Ben Shapiro hated watching Jason Collins celebrated for his courage 11 years ago. He hasn't stopped ranting against the gay community since. | Junfu Han, Detroit Free Press

When NBA player Jason Collins came out publicly 11 years ago, he was lauded as a hero. 

Never before had an NBA player, or anyone in the Big Four sports in the U.S., come out publicly as gay

His courage inspired countless people to live their lives openly, including many in sports.

Ben Shapiro, on the other hand, wasn’t having it.

The conservative writer and talk host was one of the loudest voices attacking the adoration of Collins for his courage. And make no mistake, coming out as gay in the NBA took – and still takes – a ton of courage.

Shapiro simply couldn’t stand that Collins was being celebrated for writing a chapter of the history books and coming out as gay.

“So Jason Collins is a hero because he’s gay?” Shapiro lied on X. “Our standard for heroism has dropped quite a bit since Normandy.”

Of course, no one said Collins is a hero “because he’s gay.” Shapiro routinely reduces gay people to their orientation – simply being gay defines our being, not our courage or anything else – so this was par for the course.

What was heroic about Collins’ public acknowledgement is that he found the courage to come out to fans and his fellow players. And he found the courage to do it in a powerful way. 

Collins is, thanks in part to people like Shapiro trying to make America a harder place for people to be out as gay, still the only active NBA player to come out publicly. 


Shapiro routinely demeans gay people and any acknowledgement that they are gay. He says on the one hand he respects gay people then says they don’t deserve equality and are leading to the end of civilization.

More on that in a minute.

In 2013, Shapiro then further embarrassed himself by sharing false statistics about Collins, cutting the NBA veteran’s average per game production by more than half. 

“Jason Collins averaged 1.1 PPG, 1.6 RPG, and 0.3 BPG. All more relevant than the fact that he’s gay.”

In fact, Collins averaged 3.6 points per game, 3.7 rebounds per game and 0.5 blocks per game over his NBA career.

But those pesky facts.

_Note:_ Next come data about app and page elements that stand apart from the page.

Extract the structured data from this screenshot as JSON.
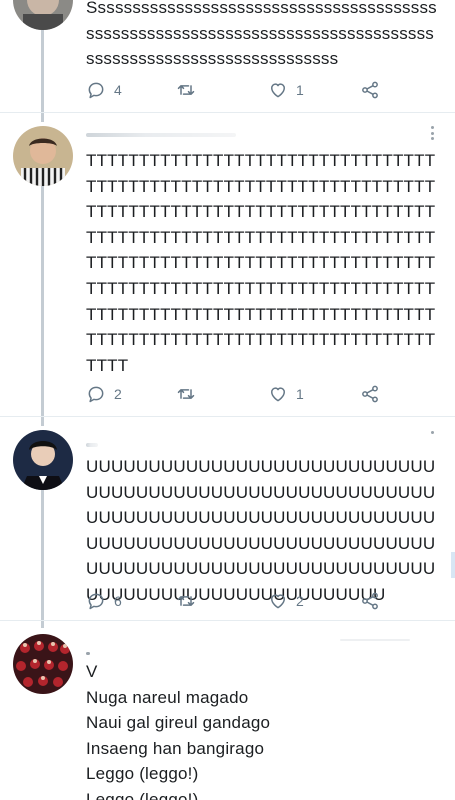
{
  "tweets": [
    {
      "avatar": "avatar-gray-portrait",
      "text": "Sssssssssssssssssssssssssssssssssssssssssssssssssssssssssssssssssssssssssssssssssssssssssssssssssssssssssssss",
      "actions": {
        "reply_count": "4",
        "retweet_count": "",
        "like_count": "1"
      }
    },
    {
      "avatar": "avatar-striped-shirt",
      "text": "TTTTTTTTTTTTTTTTTTTTTTTTTTTTTTTTTTTTTTTTTTTTTTTTTTTTTTTTTTTTTTTTTTTTTTTTTTTTTTTTTTTTTTTTTTTTTTTTTTTTTTTTTTTTTTTTTTTTTTTTTTTTTTTTTTTTTTTTTTTTTTTTTTTTTTTTTTTTTTTTTTTTTTTTTTTTTTTTTTTTTTTTTTTTTTTTTTTTTTTTTTTTTTTTTTTTTTTTTTTTTTTTTTTTTTTTTTTTTTTTTTTTTTTTTTTTTTTTTTTTTTTTTTTT",
      "actions": {
        "reply_count": "2",
        "retweet_count": "",
        "like_count": "1"
      }
    },
    {
      "avatar": "avatar-suit-portrait",
      "text": "UUUUUUUUUUUUUUUUUUUUUUUUUUUUUUUUUUUUUUUUUUUUUUUUUUUUUUUUUUUUUUUUUUUUUUUUUUUUUUUUUUUUUUUUUUUUUUUUUUUUUUUUUUUUUUUUUUUUUUUUUUUUUUUUUUUUUUUUUUUUUUUUUUUUUUUUUUUUUUUUUUUU",
      "actions": {
        "reply_count": "6",
        "retweet_count": "",
        "like_count": "2"
      }
    },
    {
      "avatar": "avatar-group-red",
      "lines": [
        "V",
        "Nuga nareul magado",
        "Naui gal gireul gandago",
        "Insaeng han bangirago",
        "Leggo (leggo!)",
        "Leggo (leggo!)"
      ]
    }
  ],
  "icons": {
    "reply": "reply-icon",
    "retweet": "retweet-icon",
    "like": "heart-icon",
    "share": "share-icon",
    "more": "more-options-icon"
  },
  "colors": {
    "action_gray": "#657786",
    "thread_line": "#c4ccd3",
    "divider": "#e6ecf0"
  }
}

If Shapiro is trying to say “Collins wasn’t an All-Star so he sucks,” half of that is true. 

Collins wasn’t an NBA All-Star. That’s a fact. 

And… he most definitely didn’t suck. No one who isn’t good at professional sports has a 13-season career and helps his team to the playoffs as much as Collins.

In 13 seasons, his team made the NBA Playoffs 10 times, reaching the NBA Finals with the New Jersey Nets in 2003. In the Eastern Conference Finals against the Detroit Pistons that season, he led the team in rebounds two of those games. 

Shapiro rounded out his homophobic days-long tirade against Collins in 2013 by joining Piers Morgan on CNN and blowing the reaction to Collins absurdly out of proportion, in an attempt to discredit all of it.

“You think this is such a homophobic country,” he said to Morgan, “that when Jason Collins comes out, it’s the biggest deal in the history of humanity.”

This is a cheap tactic Shapiro regularly uses when trying to demean the fact that people like a story he doesn’t like, claiming it’s blown out of proportion. He doesn’t like any positive publicity a gay person gets for coming out, so he lies about the scope of the coverage. 

It’s a cheap trick.

No, this wasn’t “the biggest deal in the history of humanity.” In fact, with the Supreme Court siding with same-sex marriage, and the Snowden leaks, it wasn’t even the “biggest deal” of 2013. And the media and public didn’t treat it as such.

Yet this is the game Shapiro plays. 

What does this have to do with us 11 years later? Shapiro continues to be an enemy of LGBTQ equality, even same-sex marriage.

He routinely launches into false screeds about why same-sex marriage is wrong. 

First he says that marriage should be strictly about the raising of children. Because two men can’t have a baby through procreation, he says that disqualifies them from marriage.

Yet many same-sex couples do raise children. The number is increasing every year. And many heterosexual couples don’t have children, or adopt just like many same-sex couples.

As he decries the decline of heterosexual couples’ interest in having children as the end of civilization (yes, he actually argues this), he also ignores or chastises same-sex couples’ increasing interest in having children.

But, of course, he claims he’s not anti-gay.

He’s also said that heterosexual couples are inherently better at raising children than two men or two women, despite evidence to the contrary.

We will continue to celebrate the day Jason Collins came out publicly. He was a courageous hero for doing so, and for doing so with a Sports Illustrated cover story. 

The conservative tears are flowing right onto Shapiro’s coffee mug.